|Aldagen (ALDH)||05 - Apr - 11||28 - Oct - 09||$80.5m||Nasdaq||Market conditions|
|Quark Pharmaceuticals||12 - May - 11||24 - Sep - 10||$20m||Tel-Aviv Stock Exchange||Market conditions|
|Ambit Biosciences (AMBT)||07 - Jun - 11||05 - Nov - 10||$86m||Nasdaq||Market conditions|
|Agendia (AGDX)||20 - Jun - 11||06 - Jun - 11||€75m||€16.35 to €19.15||NYSE Euronext (Amsterdam)||Market conditions|
|Acquired over IPO|
|Prometheus Laboratories (RXDX)||24 May 2011: Company acquired by Nestle Health Sciences for ~$600m|
|Advanced BioHealing (ABHB)||17 May 2011: Company acquired by Shire for $750m|
Italy’s Philogen was uniquely and somewhat bizarrely hit by Bayer’s decision to pull the plug on its key research collaboration for two of Philogen’s cancer products, radretumab and darleukin. Bayer terminated the deal just three days before the Italian group was about to list on the Milan stock exchange.

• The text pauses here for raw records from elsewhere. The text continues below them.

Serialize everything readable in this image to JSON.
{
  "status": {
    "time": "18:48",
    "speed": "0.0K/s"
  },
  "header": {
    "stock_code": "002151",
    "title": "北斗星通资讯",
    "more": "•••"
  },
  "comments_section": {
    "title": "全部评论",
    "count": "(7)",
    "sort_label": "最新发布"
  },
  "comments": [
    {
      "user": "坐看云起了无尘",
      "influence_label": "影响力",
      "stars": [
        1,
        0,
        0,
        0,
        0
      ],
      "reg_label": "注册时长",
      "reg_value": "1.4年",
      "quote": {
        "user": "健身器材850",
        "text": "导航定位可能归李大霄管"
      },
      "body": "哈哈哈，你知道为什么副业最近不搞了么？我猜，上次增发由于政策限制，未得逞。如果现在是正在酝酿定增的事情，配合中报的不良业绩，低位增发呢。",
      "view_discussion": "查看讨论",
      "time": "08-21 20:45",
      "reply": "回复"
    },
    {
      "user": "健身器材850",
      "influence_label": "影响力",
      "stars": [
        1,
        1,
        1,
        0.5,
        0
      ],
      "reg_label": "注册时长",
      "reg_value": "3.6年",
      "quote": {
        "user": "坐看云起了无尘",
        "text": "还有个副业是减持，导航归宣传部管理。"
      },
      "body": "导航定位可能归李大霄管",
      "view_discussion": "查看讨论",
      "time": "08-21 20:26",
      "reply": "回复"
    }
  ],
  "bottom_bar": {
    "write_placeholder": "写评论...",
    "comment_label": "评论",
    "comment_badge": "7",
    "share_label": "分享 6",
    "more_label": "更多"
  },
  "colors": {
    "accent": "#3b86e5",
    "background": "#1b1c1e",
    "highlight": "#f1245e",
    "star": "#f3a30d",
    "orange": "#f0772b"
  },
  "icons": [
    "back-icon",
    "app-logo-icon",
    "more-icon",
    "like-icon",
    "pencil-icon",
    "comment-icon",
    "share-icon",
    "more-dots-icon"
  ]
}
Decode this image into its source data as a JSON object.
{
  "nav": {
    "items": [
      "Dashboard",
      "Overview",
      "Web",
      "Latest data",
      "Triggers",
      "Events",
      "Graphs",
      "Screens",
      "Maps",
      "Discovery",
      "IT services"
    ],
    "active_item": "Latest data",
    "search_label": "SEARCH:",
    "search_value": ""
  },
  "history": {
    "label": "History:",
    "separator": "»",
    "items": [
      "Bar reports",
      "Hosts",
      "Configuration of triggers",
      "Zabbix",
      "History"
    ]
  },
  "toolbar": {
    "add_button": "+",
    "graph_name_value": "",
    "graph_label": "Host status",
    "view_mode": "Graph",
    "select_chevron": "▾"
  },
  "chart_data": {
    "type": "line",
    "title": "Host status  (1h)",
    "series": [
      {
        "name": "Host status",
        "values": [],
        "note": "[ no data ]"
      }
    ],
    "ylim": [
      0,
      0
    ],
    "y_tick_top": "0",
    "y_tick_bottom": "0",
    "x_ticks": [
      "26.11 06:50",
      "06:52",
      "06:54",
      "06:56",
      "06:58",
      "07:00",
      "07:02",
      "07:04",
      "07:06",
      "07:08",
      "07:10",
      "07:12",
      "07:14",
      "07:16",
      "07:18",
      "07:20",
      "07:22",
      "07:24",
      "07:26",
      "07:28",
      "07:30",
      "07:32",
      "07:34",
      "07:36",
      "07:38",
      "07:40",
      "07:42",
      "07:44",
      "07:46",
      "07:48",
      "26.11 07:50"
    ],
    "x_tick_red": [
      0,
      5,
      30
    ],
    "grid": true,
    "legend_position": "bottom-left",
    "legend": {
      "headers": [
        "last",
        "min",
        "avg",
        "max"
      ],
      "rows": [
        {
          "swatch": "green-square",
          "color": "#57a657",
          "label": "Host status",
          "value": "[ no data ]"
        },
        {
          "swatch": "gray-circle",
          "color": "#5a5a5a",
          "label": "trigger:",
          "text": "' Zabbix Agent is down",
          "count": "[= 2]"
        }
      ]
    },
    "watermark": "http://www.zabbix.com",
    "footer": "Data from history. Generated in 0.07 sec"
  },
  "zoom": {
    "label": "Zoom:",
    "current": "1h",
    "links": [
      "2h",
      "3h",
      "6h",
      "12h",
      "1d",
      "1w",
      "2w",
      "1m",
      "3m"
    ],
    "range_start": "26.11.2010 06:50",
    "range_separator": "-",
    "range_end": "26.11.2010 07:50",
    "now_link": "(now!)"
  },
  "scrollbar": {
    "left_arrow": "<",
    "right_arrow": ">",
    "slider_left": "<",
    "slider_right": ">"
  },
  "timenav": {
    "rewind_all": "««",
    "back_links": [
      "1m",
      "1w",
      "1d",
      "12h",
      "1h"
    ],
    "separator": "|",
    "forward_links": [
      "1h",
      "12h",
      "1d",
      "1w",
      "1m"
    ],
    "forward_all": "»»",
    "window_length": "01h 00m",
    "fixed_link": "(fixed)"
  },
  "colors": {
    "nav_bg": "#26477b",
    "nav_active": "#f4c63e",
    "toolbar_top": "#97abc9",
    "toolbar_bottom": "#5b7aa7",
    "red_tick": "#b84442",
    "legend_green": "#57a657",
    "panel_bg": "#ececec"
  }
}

Elsewhere, Prometheus Laboratories and Advanced BioHealing opted for trade sales – Advanced BioHealing sold out to Shire the day before its planned IPO – over a public listing, although to be fair both these companies had significant issues which would likely have curtailed their offerings. Prometheus faced deal and patent uncertainty over its biggest product, Entocort EC, throughout its IPO process (Prometheus' future lies in Astra’s hands, May 18, 2010) while Advanced BioHealing struggled with manufacturing constraints for Dermagraft (Shire finds its fourth way, May 18, 2011).
Of the pending IPOs in the US, Merrimack and Clovis could pull off the biggest public listings since Pacific Biosciences racked up $200m just under a year ago. Both companies have conducted headline-grabbing financing rounds.
In the last five years Merrimack has raised an impressive $202m across three financing rounds, the biggest of which was the series G in April this year. Given this heavy and late stage investment and in the absence of a trade sale so far – one of its most promising pipeline candidates, anti-HER3 monoclonal antibody MM-121, has been licensed to Sanofi – an IPO for Merrimack was inevitable. Perhaps its investors will be hoping somebody swoops Merrimack from the IPO altar, just as Shire did for Advanced BioHealing.
Clovis, a company created mainly around the management team of Pharmion, was only formed two years ago but with an impressive $146m launch pad. Having licensed three cancer programs from pre-clinical to phase II, the company is seeking a fresh injection of cash through an IPO - perhaps a surprising move but one which was always in the plans of chief executive, Patrick Mahaffy (EP Vantage Interview – Clovis up and running and seeking more deals, December 3, 2009).
|Filed & Pending US IPOs|
|Company||Filed||Seeking to Raise|
|Merrimack Pharmaceuticals (MACK)||08 - Jul - 11||$173m|
|Clovis Oncology (CLVS)||23 - Jun - 11||$150m|
|Insys Therapeutics (INRX)||30 - Mar - 11||$55m|
|Supernus Pharmaceuticals (SUPN)||23 - Dec - 10||$100m|
|NewLink Genetics (NLNK)||21 - Dec - 10||$86m|
|Horizon Pharma (HZNP)||03 - Aug - 10||$86m|